Grey’s Peak and how I struggled to climb it

Brooke LakeBefore summiting the first peak of the day, I started to hit an unexpected mental wall. I considered myself to be a strong-willed, able-bodied climber who was capable of summiting Gray’s Peak at 14,278 feet in just under two hours using my climbing experience and know-how to get me up the mountain.That’s just it — I considered myself. Me. I. Not we.Hiking a mountain is a perfect metaphor to describe the importance of community. Anyone with a background in hiking can tell you that it is an activity rooted in team work. From the trailhead, to the summit and back down the success of hiking a Colorado fourteener is inextricably dependent on the unity and ability of ones team at large.

My group was comprised of three experienced climbers, including myself. We decided to have a girls’ day where instead of sitting around eating Thai food and ice cream while watching The Office, we would enjoy the pleasure of waking up at 4 a.m. to drive three-and-a-half hours to reach the trailhead. It is there we would deprive our body of precious oxygen in high altitude under physical exertion, while exposing ourselves to the fickle and sometimes dangerous elements, all in the name of summiting.


One cannot fathom the rationale behind this seeming insanity until you actually partake in its precarious dance.

On the last leg of the ascent I started to feel the lack of oxygen. The patellar tendonitis in my knee was acting up. My back muscles were cramping and a flood of negativity came over me. Needless to say my body was begging for an excuse to stop. The climb itself was in no way exceptionally difficult, but mentally, I was hitting a wall.

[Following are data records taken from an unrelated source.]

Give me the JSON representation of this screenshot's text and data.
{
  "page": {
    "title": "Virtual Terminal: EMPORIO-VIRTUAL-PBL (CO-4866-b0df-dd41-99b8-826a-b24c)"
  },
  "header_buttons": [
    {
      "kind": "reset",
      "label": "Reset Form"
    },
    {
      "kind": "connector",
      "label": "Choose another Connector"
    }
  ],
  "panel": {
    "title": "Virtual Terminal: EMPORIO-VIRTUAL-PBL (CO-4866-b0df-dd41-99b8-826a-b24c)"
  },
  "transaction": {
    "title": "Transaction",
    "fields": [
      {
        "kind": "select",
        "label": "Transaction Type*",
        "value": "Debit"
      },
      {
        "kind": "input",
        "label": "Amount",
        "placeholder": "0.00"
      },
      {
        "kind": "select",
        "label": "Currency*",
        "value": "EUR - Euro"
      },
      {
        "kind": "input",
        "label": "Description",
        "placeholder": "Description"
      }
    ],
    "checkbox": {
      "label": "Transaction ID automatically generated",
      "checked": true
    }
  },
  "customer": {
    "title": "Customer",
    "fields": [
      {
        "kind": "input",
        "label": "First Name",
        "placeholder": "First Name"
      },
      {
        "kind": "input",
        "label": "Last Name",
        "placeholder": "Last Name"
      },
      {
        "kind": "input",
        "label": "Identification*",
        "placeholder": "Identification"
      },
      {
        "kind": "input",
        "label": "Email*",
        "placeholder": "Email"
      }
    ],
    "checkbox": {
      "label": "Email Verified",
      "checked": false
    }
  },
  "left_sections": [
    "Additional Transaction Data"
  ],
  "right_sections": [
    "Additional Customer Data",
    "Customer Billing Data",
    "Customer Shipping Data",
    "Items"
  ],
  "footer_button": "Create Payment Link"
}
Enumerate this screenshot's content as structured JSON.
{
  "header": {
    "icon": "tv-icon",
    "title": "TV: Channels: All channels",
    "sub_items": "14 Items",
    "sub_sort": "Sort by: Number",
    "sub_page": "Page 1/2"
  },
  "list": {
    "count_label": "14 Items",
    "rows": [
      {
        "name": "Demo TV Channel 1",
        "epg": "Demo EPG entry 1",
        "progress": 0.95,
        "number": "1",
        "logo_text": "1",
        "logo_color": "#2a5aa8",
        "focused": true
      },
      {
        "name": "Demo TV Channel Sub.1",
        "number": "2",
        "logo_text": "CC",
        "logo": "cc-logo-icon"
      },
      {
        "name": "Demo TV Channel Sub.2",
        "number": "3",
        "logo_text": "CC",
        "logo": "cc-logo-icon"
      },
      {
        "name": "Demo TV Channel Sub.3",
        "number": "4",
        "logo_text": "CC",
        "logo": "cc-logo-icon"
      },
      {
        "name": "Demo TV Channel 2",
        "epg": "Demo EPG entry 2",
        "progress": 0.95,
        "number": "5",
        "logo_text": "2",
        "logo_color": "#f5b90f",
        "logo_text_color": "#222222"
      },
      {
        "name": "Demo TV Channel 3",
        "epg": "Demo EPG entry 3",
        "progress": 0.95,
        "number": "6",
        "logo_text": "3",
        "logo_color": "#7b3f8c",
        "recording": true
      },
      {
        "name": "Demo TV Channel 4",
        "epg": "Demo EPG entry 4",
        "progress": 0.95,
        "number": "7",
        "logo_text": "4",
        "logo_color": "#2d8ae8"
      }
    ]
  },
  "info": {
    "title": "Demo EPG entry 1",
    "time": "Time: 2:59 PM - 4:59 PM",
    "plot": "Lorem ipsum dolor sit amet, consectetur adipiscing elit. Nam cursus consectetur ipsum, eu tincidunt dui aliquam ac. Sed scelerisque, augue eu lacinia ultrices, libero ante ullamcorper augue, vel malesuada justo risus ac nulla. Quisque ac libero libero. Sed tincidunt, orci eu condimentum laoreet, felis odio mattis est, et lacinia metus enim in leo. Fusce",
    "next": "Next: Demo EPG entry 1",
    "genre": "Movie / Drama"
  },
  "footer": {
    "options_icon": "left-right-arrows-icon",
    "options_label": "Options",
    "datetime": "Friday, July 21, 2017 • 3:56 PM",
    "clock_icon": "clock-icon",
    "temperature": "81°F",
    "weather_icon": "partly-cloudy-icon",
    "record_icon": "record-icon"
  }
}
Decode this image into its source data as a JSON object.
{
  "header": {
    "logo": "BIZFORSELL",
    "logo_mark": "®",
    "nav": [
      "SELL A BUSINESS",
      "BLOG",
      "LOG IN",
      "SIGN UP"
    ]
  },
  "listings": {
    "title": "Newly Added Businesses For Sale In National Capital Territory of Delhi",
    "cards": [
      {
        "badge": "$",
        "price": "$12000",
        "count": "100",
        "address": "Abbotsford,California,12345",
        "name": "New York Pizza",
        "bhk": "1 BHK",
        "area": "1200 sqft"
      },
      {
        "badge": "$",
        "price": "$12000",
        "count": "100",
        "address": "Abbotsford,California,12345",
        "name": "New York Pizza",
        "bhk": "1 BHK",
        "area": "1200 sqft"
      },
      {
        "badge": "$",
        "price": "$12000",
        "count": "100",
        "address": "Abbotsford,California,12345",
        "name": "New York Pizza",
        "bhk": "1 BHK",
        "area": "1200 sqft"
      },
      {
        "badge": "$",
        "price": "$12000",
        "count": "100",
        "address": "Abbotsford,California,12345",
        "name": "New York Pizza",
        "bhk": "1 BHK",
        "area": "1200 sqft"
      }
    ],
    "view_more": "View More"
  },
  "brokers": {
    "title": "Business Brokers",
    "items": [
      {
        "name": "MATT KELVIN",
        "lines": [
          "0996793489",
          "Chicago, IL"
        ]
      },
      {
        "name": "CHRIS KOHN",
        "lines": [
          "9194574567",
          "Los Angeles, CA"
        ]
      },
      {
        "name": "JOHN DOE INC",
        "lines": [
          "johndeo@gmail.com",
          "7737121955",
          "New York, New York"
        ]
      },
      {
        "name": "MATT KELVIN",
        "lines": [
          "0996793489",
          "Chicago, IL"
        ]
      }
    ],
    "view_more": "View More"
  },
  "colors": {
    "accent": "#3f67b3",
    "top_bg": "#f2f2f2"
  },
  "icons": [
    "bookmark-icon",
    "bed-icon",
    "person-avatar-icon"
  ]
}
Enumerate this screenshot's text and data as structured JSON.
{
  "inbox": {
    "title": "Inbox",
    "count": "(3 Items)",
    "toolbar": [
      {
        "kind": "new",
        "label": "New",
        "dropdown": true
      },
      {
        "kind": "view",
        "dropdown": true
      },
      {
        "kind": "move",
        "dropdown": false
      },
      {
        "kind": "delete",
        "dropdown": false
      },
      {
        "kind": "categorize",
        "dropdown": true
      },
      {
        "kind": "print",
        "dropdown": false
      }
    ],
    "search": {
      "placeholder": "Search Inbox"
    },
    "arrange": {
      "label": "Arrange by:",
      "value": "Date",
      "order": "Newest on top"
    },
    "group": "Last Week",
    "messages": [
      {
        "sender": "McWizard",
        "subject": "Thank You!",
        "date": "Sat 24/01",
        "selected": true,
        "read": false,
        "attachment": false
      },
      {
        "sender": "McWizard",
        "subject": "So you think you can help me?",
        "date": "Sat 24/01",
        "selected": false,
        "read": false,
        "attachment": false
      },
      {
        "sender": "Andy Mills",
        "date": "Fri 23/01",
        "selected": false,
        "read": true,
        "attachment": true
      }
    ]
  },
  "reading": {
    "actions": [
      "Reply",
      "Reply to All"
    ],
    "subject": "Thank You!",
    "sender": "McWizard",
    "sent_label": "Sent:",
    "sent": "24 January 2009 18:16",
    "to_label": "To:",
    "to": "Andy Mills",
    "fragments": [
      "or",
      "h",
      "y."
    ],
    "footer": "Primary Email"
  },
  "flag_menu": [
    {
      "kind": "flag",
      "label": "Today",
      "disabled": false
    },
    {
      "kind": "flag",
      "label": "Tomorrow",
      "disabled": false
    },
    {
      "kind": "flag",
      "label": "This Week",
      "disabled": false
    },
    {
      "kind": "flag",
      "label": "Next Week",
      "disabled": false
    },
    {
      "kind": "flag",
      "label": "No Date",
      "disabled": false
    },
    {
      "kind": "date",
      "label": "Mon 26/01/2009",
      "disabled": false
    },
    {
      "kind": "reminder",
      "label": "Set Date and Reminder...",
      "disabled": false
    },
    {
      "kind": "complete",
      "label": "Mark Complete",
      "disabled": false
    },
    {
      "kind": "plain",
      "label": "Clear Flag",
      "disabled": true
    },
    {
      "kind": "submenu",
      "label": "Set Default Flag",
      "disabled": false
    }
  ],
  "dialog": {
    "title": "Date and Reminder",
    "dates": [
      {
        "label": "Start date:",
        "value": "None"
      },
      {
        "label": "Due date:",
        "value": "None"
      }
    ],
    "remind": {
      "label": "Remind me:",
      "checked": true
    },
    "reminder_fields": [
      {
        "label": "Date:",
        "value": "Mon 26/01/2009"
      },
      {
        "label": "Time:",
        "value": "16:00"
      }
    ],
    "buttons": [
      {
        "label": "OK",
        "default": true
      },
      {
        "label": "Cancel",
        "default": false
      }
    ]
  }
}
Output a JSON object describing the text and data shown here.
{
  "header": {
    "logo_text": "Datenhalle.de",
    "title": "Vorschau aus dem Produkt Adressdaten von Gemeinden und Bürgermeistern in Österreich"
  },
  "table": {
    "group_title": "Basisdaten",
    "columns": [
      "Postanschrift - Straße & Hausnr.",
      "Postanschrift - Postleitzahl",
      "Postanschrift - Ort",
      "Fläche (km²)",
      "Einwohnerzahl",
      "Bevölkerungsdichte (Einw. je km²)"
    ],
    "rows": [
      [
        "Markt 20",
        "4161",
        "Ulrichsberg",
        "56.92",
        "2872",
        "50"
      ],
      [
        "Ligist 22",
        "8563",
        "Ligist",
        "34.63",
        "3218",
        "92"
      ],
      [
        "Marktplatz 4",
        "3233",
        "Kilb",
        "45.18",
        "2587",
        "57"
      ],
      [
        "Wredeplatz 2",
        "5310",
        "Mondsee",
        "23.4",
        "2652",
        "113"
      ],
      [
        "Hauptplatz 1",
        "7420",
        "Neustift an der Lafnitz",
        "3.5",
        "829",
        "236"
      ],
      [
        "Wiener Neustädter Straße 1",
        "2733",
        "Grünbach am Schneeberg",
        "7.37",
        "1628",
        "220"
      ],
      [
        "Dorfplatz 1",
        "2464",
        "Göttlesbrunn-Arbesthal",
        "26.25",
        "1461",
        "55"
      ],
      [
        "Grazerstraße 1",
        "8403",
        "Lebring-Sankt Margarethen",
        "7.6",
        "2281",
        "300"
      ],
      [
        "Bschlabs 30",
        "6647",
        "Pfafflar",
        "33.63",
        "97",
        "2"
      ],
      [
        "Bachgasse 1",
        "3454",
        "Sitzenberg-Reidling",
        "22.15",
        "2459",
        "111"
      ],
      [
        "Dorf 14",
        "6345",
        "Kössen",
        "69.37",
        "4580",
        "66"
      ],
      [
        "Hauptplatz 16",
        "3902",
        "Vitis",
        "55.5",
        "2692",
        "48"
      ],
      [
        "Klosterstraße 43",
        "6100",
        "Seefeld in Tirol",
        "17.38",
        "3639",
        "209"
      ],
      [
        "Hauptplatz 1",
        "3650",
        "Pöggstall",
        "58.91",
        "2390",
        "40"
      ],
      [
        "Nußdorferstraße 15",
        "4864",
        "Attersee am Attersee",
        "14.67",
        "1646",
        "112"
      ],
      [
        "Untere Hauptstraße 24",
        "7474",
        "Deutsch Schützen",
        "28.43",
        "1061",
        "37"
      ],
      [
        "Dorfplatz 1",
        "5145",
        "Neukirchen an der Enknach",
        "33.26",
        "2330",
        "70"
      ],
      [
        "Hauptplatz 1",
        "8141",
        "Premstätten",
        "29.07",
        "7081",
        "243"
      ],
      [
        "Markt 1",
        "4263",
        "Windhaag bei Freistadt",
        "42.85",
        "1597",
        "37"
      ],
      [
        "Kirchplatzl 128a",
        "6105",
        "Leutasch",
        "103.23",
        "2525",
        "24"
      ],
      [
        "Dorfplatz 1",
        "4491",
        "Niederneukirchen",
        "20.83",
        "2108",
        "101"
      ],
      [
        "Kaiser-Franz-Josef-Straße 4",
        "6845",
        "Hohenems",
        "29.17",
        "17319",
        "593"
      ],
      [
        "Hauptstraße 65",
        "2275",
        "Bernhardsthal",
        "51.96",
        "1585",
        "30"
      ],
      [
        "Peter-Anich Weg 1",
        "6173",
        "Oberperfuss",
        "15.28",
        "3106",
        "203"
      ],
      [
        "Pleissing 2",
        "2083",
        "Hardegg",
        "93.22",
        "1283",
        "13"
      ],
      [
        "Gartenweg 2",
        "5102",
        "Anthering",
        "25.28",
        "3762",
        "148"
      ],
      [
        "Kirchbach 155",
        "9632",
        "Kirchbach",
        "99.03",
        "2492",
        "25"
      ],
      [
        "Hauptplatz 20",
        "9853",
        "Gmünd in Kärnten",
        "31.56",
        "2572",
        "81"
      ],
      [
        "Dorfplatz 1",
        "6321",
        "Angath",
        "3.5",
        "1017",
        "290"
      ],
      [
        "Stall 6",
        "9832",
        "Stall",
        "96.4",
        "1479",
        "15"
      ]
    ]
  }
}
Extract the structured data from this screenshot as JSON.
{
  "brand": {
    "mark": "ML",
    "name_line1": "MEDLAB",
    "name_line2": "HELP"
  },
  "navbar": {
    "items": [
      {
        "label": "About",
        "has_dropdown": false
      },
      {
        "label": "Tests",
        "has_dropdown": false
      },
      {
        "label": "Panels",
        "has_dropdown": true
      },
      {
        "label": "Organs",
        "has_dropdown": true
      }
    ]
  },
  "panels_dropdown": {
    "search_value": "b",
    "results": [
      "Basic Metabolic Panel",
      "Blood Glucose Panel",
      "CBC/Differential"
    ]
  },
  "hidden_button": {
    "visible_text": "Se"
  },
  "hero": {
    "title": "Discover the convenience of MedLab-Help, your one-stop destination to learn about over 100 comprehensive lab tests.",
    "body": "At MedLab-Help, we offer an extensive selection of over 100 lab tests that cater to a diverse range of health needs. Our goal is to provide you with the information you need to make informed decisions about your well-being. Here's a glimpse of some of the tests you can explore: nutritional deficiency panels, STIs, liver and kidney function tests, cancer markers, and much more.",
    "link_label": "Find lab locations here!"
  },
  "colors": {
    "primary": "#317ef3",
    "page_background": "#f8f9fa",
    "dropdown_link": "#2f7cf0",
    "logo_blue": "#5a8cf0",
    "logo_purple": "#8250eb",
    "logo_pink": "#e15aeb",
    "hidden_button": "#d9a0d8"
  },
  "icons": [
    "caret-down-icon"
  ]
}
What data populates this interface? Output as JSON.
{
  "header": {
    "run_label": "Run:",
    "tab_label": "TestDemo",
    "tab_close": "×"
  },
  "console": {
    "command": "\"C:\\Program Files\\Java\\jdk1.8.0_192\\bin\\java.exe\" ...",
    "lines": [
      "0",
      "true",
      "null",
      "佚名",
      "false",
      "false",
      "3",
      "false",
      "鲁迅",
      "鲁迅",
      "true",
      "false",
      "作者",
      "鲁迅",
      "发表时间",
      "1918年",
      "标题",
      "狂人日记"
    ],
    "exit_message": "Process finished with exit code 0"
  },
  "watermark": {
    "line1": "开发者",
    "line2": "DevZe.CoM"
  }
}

I came to a grinding halt as I stared at feet in disbelief — I was unable to walk one more step. I felt defeated, weak and frustrated. I started to think a summit was impossible to achieve.

Very quickly my hiking buddies noticed the anguish starting to set in. Without pause they stopped to encourage me, exclaiming, “We will summit together. You can do this! Let me carry your pack the rest of the way.” Letting go of my pack for the remaining leg also meant letting go of my pride in order to finish strong-as a team.

Reaching the top of a peak overwhelms hikers with a uniquely powerful sense of triumph. This accomplishment is best shared as a team because whether the struggle of climbing occurred personally or with fellow climbers, the success is enjoyed as a unit.
While I was celebrating and taking rest amongst my friends I couldn’t help but sing the famous Beatles song “With A Little Help From My Friends.” Yes, I even get high with a little help from my friends, I thought, as I looked out the fourteen thousand foot vast expanse that is the Rocky Mountains.

My demeanor and physical aptitude turned around so much that, thanks to my girls, we decided to summit the adjacent peak, Torrey’s, in record time despite bad weather.

While I stood on Torrey’s Peak with rain starting to kiss my face and my friends squeezing me with proud hugs I arrived at a revelation: even when you feel you have hit your physical, emotional or spiritual breaking point, words of encouragement and love can be powerful enough to help you climb even farther and summit another mountain.

Let us build up our brothers and sisters in love; for authentic community is altogether necessary in order to live a life worth living. I was not created to live, struggle, celebrate and mourn in isolation.

I get by with a little help from my friends.